Sometimes we may think that when we’re following Jesus, it will be smooth sailing. But many times it is just the opposite. Doors slam in our faces. Obstacles appear in our paths. Storms arise that threaten to drive us off course. This was just as true for Jesus’ initial disciples as it is for us. Do you remember the account of the disciples caught in the storm? Peter and his fellow seasoned fishermen would be accustomed to the rocking rhythm of a boat on rough waters. But this was no ordinary storm. This was bad. Really bad. So bad that the disciples were sacred, literally, to death. “Aren’t you concerned we will die? We’re going to drown!”
Jesus immediately rises and calms the storm. “Where is your faith?” he asks in the sudden silence.
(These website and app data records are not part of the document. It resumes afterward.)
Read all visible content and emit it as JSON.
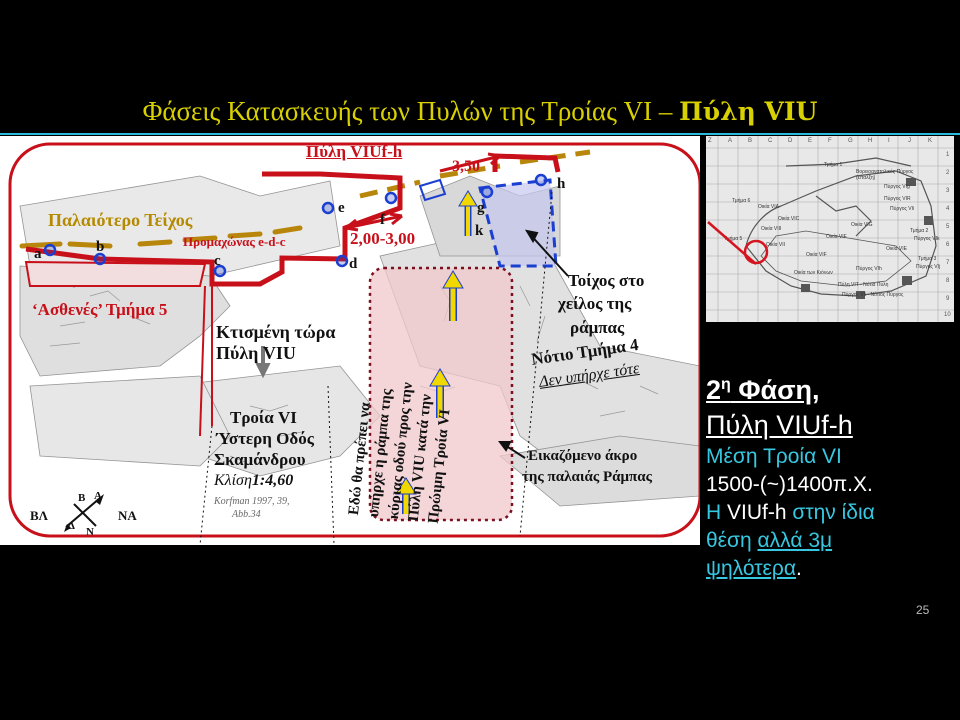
{
  "slide": {
    "title_main": "Φάσεις Κατασκευής των Πυλών της Τροίας VI – ",
    "title_bold": "Πύλη VIU",
    "page_number": "25"
  },
  "plan": {
    "labels": {
      "gate_name": "Πύλη VIUf-h",
      "dim_350": "3,50",
      "older_wall": "Παλαιότερο Τείχος",
      "bastion": "Προμαχώνας e-d-c",
      "dim_200_300": "2,00-3,00",
      "weak_section": "‘Ασθενές’ Τμήμα 5",
      "built_now_1": "Κτισμένη τώρα",
      "built_now_2": "Πύλη VIU",
      "troy_1": "Τροία VI",
      "troy_2": "Ύστερη Οδός",
      "troy_3": "Σκαμάνδρου",
      "slope_prefix": "Κλίση",
      "slope_value": "1:4,60",
      "ref_1": "Korfman 1997, 39,",
      "ref_2": "Abb.34",
      "wall_ramp_1": "Τοίχος στο",
      "wall_ramp_2": "χείλος της",
      "wall_ramp_3": "ράμπας",
      "south_1": "Νότιο Τμήμα 4",
      "south_2": "Δεν υπήρχε τότε",
      "ramp_end_1": "Εικαζόμενο άκρο",
      "ramp_end_2": "της παλαιάς Ράμπας",
      "rot_1": "Εδώ θα πρέπει να",
      "rot_2": "υπήρχε η ράμπα της",
      "rot_3": "κύριας οδού προς",
      "rot_4": "την",
      "rot_5": "Πύλη VIU κατά την",
      "rot_6": "Πρώιμη Τροία VI",
      "compass_left": "ΒΛ",
      "compass_right": "ΝΑ",
      "compass_n": "Β",
      "compass_s": "Ν",
      "compass_a": "Α",
      "compass_d": "Δ"
    },
    "points": [
      "a",
      "b",
      "c",
      "d",
      "e",
      "f",
      "g",
      "k",
      "h"
    ]
  },
  "inset_map": {
    "col_labels": [
      "Z",
      "A",
      "B",
      "C",
      "D",
      "E",
      "F",
      "G",
      "H",
      "I",
      "J",
      "K"
    ],
    "row_labels": [
      "1",
      "2",
      "3",
      "4",
      "5",
      "6",
      "7",
      "8",
      "9",
      "10"
    ],
    "texts": [
      "Τμήμα 1",
      "Βορειοανατολικός Πύργος (επαλξη)",
      "Πύργος VIg",
      "Τμήμα 6",
      "Οικία VIA",
      "Πύργος VIR",
      "Πύργος VIi",
      "Οικία VIG",
      "Τμήμα 2",
      "Πύργος VIk",
      "Οικία VIE",
      "Τμήμα 3",
      "Πύργος VIj",
      "Οικία VIII",
      "Οικία VIF",
      "Οικία VIC",
      "Τμήμα 5",
      "Οικία VII",
      "Οικία VIF",
      "Πύργος VIh",
      "Οικία των Κιόνων",
      "Πύλη VIT - Νότια Πύλη",
      "Πύργος VIi - Νότιος Πύργος"
    ],
    "accent_color": "#d4141e"
  },
  "side": {
    "phase_num": "2",
    "phase_sup": "η",
    "phase_word": " Φάση",
    "phase_comma": ",",
    "gate": "Πύλη VIUf-h",
    "period": "Μέση Τροία VI",
    "dates": "1500-(~)1400π.Χ.",
    "l1_a": "Η",
    "l1_b": " VIUf-h ",
    "l1_c": "στην ίδια",
    "l2_a": "θέση ",
    "l2_b": "αλλά 3μ",
    "l3_a": "ψηλότερα",
    "l3_b": "."
  },
  "colors": {
    "title": "#d8d000",
    "rule": "#2ab9d8",
    "wall_red": "#c8101a",
    "point_blue": "#1b3fd1",
    "cyan_text": "#37c7e0",
    "gold_arrow": "#f0d800"
  }
}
What about us? It is easy to have faith when all is well, but what about when the storms come? What about when we are embattled by the waves of turmoil, chaos, and discord? Despite the steady, record-setting rain that came down over the past 24 hours, I'm not talking about the aftermath of storm Ida—though that has left such fear and destruction in so many places down south. Now it has impacted our area with flooding and power outages. The world we live in regularly bares testimony to the brokenness of creation—wild fires, pandemic, hurricanes, flooding, terror and war. Still, I’m talking about things much closer to home, more personal. Often when a hard time hits, when a crisis hits, when a tragedy hits, we want out. When we encounter storms in life—like a serious diagnosis, the death of a friend, or the abandonment of a loved one—it can feel like we’re going to drown. The pain is threatening to take us under and we doubt we’ll survive that rip tide. We ask God for an airlift out of our problems. But perhaps there are lessons to be learned while in the midst of them. Romans 8:35–37 says, “Who shall separate us from the love of Christ? Shall trouble or hardship or persecution or famine or nakedness or danger or sword? . . . No, in all these things we are more than conquerors through him who loved us.” Notice the phrase, “in all these things.” It isn’t saying we won’t face some of these things. But it says that in them we are more than conquerors. God is with us. If you are seeking to obey the Lord, expect opposition. Expect obstacles. Expect difficulties. But also expect God to see you through. Just as Jesus proved He was in control of the wind and waves that night, He’s in control of your storm, too. The pain won’t last forever and the skies will clear again. God is holding onto you today.
This week's devotional was inspired by other online articles/devotions I have been able to read over the past several days, although I now cannot find them again to give proper reference to. My apologies.
Pastor Steve Vera